[RECORD EXCERPTS — start]
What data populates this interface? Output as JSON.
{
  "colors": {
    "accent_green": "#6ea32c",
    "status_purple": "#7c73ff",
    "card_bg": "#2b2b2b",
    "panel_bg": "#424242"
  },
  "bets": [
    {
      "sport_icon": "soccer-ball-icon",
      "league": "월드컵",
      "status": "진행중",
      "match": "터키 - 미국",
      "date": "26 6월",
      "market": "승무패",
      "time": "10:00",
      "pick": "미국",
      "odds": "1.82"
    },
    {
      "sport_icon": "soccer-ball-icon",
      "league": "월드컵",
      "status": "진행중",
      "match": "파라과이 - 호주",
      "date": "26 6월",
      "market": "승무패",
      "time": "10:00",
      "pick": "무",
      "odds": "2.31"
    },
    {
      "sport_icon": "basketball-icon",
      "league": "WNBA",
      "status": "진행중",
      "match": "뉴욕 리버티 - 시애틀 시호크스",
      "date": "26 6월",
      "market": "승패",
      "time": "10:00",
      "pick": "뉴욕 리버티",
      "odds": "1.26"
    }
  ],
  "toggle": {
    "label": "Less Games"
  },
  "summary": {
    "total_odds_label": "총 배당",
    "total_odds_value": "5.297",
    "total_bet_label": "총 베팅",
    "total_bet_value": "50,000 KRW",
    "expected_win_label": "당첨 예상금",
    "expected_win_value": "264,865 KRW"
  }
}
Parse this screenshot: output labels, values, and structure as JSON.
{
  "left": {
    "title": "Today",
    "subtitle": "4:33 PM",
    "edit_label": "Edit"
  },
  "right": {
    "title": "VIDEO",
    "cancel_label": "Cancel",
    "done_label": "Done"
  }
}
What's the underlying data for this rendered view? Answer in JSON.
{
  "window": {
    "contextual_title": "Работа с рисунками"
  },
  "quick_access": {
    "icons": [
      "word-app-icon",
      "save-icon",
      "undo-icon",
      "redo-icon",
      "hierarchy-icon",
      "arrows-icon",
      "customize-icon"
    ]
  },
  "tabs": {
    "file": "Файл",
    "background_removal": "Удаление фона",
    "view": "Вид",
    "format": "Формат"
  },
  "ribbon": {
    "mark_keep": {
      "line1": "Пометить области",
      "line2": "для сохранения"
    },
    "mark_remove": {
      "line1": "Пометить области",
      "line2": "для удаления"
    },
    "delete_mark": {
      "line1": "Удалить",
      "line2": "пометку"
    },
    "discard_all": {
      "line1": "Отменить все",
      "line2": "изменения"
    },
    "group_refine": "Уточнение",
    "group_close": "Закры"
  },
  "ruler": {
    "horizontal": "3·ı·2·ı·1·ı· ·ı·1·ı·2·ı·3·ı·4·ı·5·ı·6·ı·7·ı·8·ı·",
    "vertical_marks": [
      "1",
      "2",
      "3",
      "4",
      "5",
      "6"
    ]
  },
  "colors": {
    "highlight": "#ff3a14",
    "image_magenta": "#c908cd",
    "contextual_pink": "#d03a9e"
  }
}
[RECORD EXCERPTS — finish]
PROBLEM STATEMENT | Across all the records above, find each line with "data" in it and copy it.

TASK RESULT |
What data populates this interface? Output as JSON.
What's the underlying data for this rendered view? Answer in JSON.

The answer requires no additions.